Task goal:
Lines, not repeats, are what count: give the number of lines below that hold "time", and nothing more.

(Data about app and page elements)
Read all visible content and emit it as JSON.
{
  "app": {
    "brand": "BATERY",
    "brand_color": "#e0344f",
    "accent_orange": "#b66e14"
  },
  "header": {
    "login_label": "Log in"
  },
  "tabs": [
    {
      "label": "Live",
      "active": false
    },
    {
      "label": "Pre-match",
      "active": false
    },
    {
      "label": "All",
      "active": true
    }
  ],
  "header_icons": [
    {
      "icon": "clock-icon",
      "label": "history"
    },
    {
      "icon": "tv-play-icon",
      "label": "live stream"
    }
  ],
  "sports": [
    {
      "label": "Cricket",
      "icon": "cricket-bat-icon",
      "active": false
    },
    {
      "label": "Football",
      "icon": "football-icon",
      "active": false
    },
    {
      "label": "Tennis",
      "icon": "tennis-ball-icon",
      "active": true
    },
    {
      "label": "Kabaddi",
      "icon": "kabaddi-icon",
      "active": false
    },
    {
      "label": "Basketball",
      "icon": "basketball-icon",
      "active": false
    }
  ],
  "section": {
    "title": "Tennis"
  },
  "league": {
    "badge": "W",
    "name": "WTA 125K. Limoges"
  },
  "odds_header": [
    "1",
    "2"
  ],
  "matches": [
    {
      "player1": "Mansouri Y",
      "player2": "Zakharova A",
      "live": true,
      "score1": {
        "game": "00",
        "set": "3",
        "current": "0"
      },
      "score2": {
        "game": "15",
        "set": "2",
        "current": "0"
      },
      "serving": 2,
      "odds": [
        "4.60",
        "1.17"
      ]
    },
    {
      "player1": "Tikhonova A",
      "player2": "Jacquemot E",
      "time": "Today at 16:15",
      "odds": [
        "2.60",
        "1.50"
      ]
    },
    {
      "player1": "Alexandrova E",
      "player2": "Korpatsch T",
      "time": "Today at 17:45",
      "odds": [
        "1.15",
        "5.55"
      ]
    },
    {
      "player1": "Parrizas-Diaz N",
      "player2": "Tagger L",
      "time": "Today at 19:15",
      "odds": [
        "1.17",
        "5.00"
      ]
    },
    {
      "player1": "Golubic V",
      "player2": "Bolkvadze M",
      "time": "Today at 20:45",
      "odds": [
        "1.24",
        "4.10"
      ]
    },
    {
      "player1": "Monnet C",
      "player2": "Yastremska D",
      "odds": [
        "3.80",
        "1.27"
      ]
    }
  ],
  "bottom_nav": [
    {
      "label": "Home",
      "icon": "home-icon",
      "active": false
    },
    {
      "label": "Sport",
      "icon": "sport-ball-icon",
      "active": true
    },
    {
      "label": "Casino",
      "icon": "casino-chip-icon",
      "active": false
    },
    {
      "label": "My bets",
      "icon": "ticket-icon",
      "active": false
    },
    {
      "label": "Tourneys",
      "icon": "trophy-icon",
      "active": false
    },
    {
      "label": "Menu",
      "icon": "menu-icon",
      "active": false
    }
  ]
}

Exercise response:
4